What this task involves —
The records follow. Give them all back exactly.

Data for this exercise —
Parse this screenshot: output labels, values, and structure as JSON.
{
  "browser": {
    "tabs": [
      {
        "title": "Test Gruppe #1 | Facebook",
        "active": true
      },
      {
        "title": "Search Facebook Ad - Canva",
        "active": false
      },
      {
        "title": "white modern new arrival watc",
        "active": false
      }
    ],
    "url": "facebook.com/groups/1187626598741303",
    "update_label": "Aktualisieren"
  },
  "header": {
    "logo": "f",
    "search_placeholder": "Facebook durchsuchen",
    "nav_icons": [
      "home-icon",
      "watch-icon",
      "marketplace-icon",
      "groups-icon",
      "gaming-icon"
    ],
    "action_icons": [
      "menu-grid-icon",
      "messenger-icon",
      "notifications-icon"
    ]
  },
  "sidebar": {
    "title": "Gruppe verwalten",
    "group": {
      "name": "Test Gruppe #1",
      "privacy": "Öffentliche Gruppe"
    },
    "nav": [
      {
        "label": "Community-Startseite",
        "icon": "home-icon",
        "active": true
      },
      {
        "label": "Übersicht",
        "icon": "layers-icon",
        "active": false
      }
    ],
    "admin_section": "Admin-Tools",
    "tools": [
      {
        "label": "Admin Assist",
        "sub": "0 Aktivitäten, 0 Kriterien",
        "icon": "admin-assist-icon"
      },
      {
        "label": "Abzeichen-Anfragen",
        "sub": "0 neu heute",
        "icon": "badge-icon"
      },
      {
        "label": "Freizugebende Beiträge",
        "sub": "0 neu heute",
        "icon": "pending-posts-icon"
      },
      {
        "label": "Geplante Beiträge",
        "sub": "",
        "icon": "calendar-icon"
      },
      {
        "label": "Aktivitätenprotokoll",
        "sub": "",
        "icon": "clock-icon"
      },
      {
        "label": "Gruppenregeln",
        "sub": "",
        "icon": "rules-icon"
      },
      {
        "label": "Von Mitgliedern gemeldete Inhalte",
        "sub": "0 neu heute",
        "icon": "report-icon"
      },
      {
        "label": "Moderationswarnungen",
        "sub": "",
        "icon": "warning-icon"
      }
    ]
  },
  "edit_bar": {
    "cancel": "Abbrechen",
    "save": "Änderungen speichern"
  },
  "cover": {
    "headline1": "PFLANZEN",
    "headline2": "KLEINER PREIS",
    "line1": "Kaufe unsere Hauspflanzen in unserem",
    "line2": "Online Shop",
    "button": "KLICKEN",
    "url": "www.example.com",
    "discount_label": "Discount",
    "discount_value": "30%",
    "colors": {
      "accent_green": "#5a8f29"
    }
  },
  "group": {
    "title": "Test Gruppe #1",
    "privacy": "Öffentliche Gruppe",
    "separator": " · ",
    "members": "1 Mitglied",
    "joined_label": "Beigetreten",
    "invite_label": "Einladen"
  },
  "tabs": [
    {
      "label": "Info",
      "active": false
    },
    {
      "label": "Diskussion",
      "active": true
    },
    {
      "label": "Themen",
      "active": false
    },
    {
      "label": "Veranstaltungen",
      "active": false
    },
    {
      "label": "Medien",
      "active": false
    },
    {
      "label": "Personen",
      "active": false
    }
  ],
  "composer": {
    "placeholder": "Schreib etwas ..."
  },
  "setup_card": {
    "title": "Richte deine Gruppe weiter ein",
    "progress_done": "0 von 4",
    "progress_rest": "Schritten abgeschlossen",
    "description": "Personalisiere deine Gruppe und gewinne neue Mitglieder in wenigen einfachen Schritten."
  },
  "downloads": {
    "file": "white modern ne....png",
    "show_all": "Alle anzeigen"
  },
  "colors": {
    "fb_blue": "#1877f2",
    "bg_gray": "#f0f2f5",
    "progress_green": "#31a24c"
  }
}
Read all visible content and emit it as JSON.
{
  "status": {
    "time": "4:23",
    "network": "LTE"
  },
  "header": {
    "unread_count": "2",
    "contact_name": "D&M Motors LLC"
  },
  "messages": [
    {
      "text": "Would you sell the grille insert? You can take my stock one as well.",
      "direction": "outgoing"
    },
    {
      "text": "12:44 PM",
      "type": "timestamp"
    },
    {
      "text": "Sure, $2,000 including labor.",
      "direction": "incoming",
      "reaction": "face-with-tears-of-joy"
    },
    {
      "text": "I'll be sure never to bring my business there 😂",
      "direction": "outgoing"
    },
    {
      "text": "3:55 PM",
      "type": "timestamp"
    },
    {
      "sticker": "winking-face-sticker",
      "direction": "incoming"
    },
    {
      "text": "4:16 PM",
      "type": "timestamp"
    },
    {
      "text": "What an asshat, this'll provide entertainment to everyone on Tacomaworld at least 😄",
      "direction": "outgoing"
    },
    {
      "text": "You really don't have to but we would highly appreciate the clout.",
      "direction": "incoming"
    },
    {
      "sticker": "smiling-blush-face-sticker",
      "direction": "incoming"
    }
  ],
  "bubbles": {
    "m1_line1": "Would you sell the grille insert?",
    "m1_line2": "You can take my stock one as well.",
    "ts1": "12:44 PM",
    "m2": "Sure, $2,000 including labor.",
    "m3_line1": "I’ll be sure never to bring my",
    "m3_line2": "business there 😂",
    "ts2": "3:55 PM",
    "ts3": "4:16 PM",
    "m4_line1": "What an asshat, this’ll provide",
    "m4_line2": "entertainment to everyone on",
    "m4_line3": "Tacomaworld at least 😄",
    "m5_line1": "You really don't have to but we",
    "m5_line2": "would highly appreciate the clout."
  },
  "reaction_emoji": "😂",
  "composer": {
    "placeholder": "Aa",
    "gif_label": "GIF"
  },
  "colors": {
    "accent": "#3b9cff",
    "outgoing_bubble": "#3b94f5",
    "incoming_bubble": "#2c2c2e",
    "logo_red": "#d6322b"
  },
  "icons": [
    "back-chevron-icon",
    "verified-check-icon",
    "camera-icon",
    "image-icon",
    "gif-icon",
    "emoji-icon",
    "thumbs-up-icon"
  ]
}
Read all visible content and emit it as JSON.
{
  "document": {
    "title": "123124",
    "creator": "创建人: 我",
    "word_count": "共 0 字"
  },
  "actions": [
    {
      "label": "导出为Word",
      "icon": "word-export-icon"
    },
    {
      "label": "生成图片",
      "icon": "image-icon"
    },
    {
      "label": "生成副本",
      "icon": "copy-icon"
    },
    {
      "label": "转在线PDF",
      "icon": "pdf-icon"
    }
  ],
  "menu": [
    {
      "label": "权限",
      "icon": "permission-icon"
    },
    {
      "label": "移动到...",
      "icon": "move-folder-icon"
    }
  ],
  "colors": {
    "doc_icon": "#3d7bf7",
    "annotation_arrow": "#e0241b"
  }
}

Written solution —
Parse this screenshot: output labels, values, and structure as JSON.
{
  "browser": {
    "tabs": [
      {
        "title": "Test Gruppe #1 | Facebook",
        "active": true
      },
      {
        "title": "Search Facebook Ad - Canva",
        "active": false
      },
      {
        "title": "white modern new arrival watc",
        "active": false
      }
    ],
    "url": "facebook.com/groups/1187626598741303",
    "update_label": "Aktualisieren"
  },
  "header": {
    "logo": "f",
    "search_placeholder": "Facebook durchsuchen",
    "nav_icons": [
      "home-icon",
      "watch-icon",
      "marketplace-icon",
      "groups-icon",
      "gaming-icon"
    ],
    "action_icons": [
      "menu-grid-icon",
      "messenger-icon",
      "notifications-icon"
    ]
  },
  "sidebar": {
    "title": "Gruppe verwalten",
    "group": {
      "name": "Test Gruppe #1",
      "privacy": "Öffentliche Gruppe"
    },
    "nav": [
      {
        "label": "Community-Startseite",
        "icon": "home-icon",
        "active": true
      },
      {
        "label": "Übersicht",
        "icon": "layers-icon",
        "active": false
      }
    ],
    "admin_section": "Admin-Tools",
    "tools": [
      {
        "label": "Admin Assist",
        "sub": "0 Aktivitäten, 0 Kriterien",
        "icon": "admin-assist-icon"
      },
      {
        "label": "Abzeichen-Anfragen",
        "sub": "0 neu heute",
        "icon": "badge-icon"
      },
      {
        "label": "Freizugebende Beiträge",
        "sub": "0 neu heute",
        "icon": "pending-posts-icon"
      },
      {
        "label": "Geplante Beiträge",
        "sub": "",
        "icon": "calendar-icon"
      },
      {
        "label": "Aktivitätenprotokoll",
        "sub": "",
        "icon": "clock-icon"
      },
      {
        "label": "Gruppenregeln",
        "sub": "",
        "icon": "rules-icon"
      },
      {
        "label": "Von Mitgliedern gemeldete Inhalte",
        "sub": "0 neu heute",
        "icon": "report-icon"
      },
      {
        "label": "Moderationswarnungen",
        "sub": "",
        "icon": "warning-icon"
      }
    ]
  },
  "edit_bar": {
    "cancel": "Abbrechen",
    "save": "Änderungen speichern"
  },
  "cover": {
    "headline1": "PFLANZEN",
    "headline2": "KLEINER PREIS",
    "line1": "Kaufe unsere Hauspflanzen in unserem",
    "line2": "Online Shop",
    "button": "KLICKEN",
    "url": "www.example.com",
    "discount_label": "Discount",
    "discount_value": "30%",
    "colors": {
      "accent_green": "#5a8f29"
    }
  },
  "group": {
    "title": "Test Gruppe #1",
    "privacy": "Öffentliche Gruppe",
    "separator": " · ",
    "members": "1 Mitglied",
    "joined_label": "Beigetreten",
    "invite_label": "Einladen"
  },
  "tabs": [
    {
      "label": "Info",
      "active": false
    },
    {
      "label": "Diskussion",
      "active": true
    },
    {
      "label": "Themen",
      "active": false
    },
    {
      "label": "Veranstaltungen",
      "active": false
    },
    {
      "label": "Medien",
      "active": false
    },
    {
      "label": "Personen",
      "active": false
    }
  ],
  "composer": {
    "placeholder": "Schreib etwas ..."
  },
  "setup_card": {
    "title": "Richte deine Gruppe weiter ein",
    "progress_done": "0 von 4",
    "progress_rest": "Schritten abgeschlossen",
    "description": "Personalisiere deine Gruppe und gewinne neue Mitglieder in wenigen einfachen Schritten."
  },
  "downloads": {
    "file": "white modern ne....png",
    "show_all": "Alle anzeigen"
  },
  "colors": {
    "fb_blue": "#1877f2",
    "bg_gray": "#f0f2f5",
    "progress_green": "#31a24c"
  }
}
Read all visible content and emit it as JSON.
{
  "status": {
    "time": "4:23",
    "network": "LTE"
  },
  "header": {
    "unread_count": "2",
    "contact_name": "D&M Motors LLC"
  },
  "messages": [
    {
      "text": "Would you sell the grille insert? You can take my stock one as well.",
      "direction": "outgoing"
    },
    {
      "text": "12:44 PM",
      "type": "timestamp"
    },
    {
      "text": "Sure, $2,000 including labor.",
      "direction": "incoming",
      "reaction": "face-with-tears-of-joy"
    },
    {
      "text": "I'll be sure never to bring my business there 😂",
      "direction": "outgoing"
    },
    {
      "text": "3:55 PM",
      "type": "timestamp"
    },
    {
      "sticker": "winking-face-sticker",
      "direction": "incoming"
    },
    {
      "text": "4:16 PM",
      "type": "timestamp"
    },
    {
      "text": "What an asshat, this'll provide entertainment to everyone on Tacomaworld at least 😄",
      "direction": "outgoing"
    },
    {
      "text": "You really don't have to but we would highly appreciate the clout.",
      "direction": "incoming"
    },
    {
      "sticker": "smiling-blush-face-sticker",
      "direction": "incoming"
    }
  ],
  "bubbles": {
    "m1_line1": "Would you sell the grille insert?",
    "m1_line2": "You can take my stock one as well.",
    "ts1": "12:44 PM",
    "m2": "Sure, $2,000 including labor.",
    "m3_line1": "I’ll be sure never to bring my",
    "m3_line2": "business there 😂",
    "ts2": "3:55 PM",
    "ts3": "4:16 PM",
    "m4_line1": "What an asshat, this’ll provide",
    "m4_line2": "entertainment to everyone on",
    "m4_line3": "Tacomaworld at least 😄",
    "m5_line1": "You really don't have to but we",
    "m5_line2": "would highly appreciate the clout."
  },
  "reaction_emoji": "😂",
  "composer": {
    "placeholder": "Aa",
    "gif_label": "GIF"
  },
  "colors": {
    "accent": "#3b9cff",
    "outgoing_bubble": "#3b94f5",
    "incoming_bubble": "#2c2c2e",
    "logo_red": "#d6322b"
  },
  "icons": [
    "back-chevron-icon",
    "verified-check-icon",
    "camera-icon",
    "image-icon",
    "gif-icon",
    "emoji-icon",
    "thumbs-up-icon"
  ]
}
Read all visible content and emit it as JSON.
{
  "document": {
    "title": "123124",
    "creator": "创建人: 我",
    "word_count": "共 0 字"
  },
  "actions": [
    {
      "label": "导出为Word",
      "icon": "word-export-icon"
    },
    {
      "label": "生成图片",
      "icon": "image-icon"
    },
    {
      "label": "生成副本",
      "icon": "copy-icon"
    },
    {
      "label": "转在线PDF",
      "icon": "pdf-icon"
    }
  ],
  "menu": [
    {
      "label": "权限",
      "icon": "permission-icon"
    },
    {
      "label": "移动到...",
      "icon": "move-folder-icon"
    }
  ],
  "colors": {
    "doc_icon": "#3d7bf7",
    "annotation_arrow": "#e0241b"
  }
}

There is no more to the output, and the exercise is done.